In managing a marketplace, your average advertising network, in many different ways, has to “choose sides”.  Are they aligned with publishers or are they aligned with advertisers when it comes to how they deal with certain issues.  One issue seems like it might be more important than any other in answering this question: Publisher payment models.

Many (most?) advertising networks pay a revenue share to publishers.  To that end, they are incented to extract the maximum revenue they can from advertisers and efficiency of the buy and optimization of the buy for advertisers is only important to the extent that they can use it to justify extracting more revenue from advertisers.  Some networks are poster boys for this model, like a Federated Media.  Some are less transparent about it, but I think it works out just the same.  Right Media is probably an example.

A few networks pay flat CPMs.  When you pay a flat CPM to a publisher, that aligns you with squeezing value out of the inventory.  That is advertiser alignment.  Figuring out how to help advertisers get more bang for their buck on that inventory suddenly is really, really important.  If you are paying $0.10 CPMs and generating $0.12 RPMs, the ability to optimize and drive that to $0.20 is much more valuable to you (creating a much bigger incentive to you) and when you do that, some advertiser is reaping the benefits of that improvement.

What networks pay flat CPMs?

A New Architecture For Facebook Feed Templates

Friday, May 1st, 2009

facebook-developers-tools_1241192609257I know that usually I focus this whiney blog on maligning things other people say, but I want to actually be constructive for a change.  Let’s start with maligning things: Facebook and their newsfeed interface for application developers.
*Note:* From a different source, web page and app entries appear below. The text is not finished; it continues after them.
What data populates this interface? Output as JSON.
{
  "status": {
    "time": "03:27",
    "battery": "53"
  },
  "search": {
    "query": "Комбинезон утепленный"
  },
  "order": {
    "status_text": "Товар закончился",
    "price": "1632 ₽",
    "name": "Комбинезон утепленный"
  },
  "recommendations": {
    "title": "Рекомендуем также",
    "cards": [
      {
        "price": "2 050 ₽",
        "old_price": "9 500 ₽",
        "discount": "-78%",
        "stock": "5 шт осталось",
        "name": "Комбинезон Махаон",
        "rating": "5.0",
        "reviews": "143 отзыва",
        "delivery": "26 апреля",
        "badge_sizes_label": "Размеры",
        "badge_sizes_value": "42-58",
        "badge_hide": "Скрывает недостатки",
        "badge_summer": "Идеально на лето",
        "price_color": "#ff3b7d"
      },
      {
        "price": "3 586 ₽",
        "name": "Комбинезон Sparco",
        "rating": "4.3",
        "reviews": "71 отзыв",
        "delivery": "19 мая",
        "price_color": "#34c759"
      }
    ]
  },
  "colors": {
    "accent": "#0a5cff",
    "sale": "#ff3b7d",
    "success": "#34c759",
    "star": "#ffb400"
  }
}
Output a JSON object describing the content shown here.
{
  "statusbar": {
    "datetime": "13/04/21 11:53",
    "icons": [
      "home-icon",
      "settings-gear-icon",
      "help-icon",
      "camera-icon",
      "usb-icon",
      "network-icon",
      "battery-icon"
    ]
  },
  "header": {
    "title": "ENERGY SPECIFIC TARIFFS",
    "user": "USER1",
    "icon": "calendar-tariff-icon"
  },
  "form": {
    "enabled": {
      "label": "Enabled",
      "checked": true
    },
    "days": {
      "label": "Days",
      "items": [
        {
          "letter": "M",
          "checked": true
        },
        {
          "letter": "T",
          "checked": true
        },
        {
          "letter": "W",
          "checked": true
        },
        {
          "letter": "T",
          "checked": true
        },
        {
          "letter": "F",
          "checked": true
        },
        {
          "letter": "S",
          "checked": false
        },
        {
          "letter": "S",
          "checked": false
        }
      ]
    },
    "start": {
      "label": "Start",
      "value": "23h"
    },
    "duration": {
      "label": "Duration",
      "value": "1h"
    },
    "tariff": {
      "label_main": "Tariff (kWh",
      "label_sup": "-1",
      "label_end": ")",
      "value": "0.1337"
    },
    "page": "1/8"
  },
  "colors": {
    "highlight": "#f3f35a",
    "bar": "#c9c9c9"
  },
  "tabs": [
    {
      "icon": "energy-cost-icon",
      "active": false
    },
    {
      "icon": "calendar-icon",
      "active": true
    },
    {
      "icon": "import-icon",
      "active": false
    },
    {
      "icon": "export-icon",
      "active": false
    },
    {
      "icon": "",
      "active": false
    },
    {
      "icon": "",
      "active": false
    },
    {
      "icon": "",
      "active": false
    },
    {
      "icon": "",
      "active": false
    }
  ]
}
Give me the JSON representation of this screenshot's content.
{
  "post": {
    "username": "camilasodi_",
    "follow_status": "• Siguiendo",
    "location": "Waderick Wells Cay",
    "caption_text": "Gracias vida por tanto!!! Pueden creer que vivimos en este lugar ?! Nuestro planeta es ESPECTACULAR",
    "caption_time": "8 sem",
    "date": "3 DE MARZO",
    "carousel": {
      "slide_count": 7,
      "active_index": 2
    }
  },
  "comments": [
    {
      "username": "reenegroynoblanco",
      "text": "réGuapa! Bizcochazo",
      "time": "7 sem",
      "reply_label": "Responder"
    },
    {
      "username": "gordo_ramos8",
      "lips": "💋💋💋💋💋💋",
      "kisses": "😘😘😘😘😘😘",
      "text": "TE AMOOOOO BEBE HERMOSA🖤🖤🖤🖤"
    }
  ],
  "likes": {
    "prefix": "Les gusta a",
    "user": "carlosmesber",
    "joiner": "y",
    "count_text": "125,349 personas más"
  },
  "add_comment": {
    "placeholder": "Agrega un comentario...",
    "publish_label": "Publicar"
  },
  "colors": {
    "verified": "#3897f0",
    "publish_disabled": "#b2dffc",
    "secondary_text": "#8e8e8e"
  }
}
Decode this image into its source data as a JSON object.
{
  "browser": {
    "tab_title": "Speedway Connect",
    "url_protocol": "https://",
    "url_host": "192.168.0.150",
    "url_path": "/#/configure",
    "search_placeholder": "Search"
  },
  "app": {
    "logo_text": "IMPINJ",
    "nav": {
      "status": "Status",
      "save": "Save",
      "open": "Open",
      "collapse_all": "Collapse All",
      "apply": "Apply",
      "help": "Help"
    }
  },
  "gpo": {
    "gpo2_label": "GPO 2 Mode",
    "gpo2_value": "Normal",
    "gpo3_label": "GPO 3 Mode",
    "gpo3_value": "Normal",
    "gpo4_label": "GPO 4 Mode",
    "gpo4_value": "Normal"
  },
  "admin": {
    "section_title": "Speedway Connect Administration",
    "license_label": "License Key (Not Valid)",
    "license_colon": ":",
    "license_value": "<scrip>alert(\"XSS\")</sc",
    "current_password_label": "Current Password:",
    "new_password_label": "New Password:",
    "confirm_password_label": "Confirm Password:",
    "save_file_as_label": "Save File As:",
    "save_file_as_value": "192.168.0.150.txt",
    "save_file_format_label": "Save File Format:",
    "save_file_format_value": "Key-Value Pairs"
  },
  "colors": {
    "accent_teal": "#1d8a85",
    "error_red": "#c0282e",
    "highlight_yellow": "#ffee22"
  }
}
They offer two ways to create newsfeeds: A template wizard or an API.  Both are only somewhat useful because templates cannot be edited.  They can only be deleted.

Facebook strongly pushes developers to use the wizard because the wizard allows them to validate templates more effectively.  Unfortunately, using the wizard is fine for template creation, but if you want to recreate a template with a small change, it requires navigating the entire wizard process again and is cumbersome – using the wizard requires creating dummy data for every field and JSON formatting it.

The API works better, but if you need to rewrite a newsfeed template, you must delete that template, create a new template using API calls, and then put that API template reference in all of the points in your code that invoke that template.

Interestingly, I would like to propose a third solution: A generalized solution that could easily be layered on top of the existing template architecture, leverage loop holes in the current architecture model, and allow easy edits to template models.

The specific loop-hole that this would exploit is that Facebook allows applications currently to invoke other applications templates.  This type-checking is probably a good idea because it allows test versions of applications and production versions of applications to share templates without requiring recreation of templates, managing template IDs between applications, and associated testing risks.

My proposal is to create a set of generalized feed templates.  For example, one template for short stories might be:


Obviously you would need the reverse as well:


You would need versions of these templates without associated short stories and full stories, and all the various n-cases.  With and without action links.  Pretty straightforward.  Publish those template IDs and all of the sudden there is a flexible, editable architecture for crafting newsfeed stories on Facebook.

I am currently using a reference implementation of this architecture and it is working dandy.  Unfortunately, I hard-coded the action links and am far too lazy to redo it.  If I get around to it, I will do that and republish this.

Am I missing anything?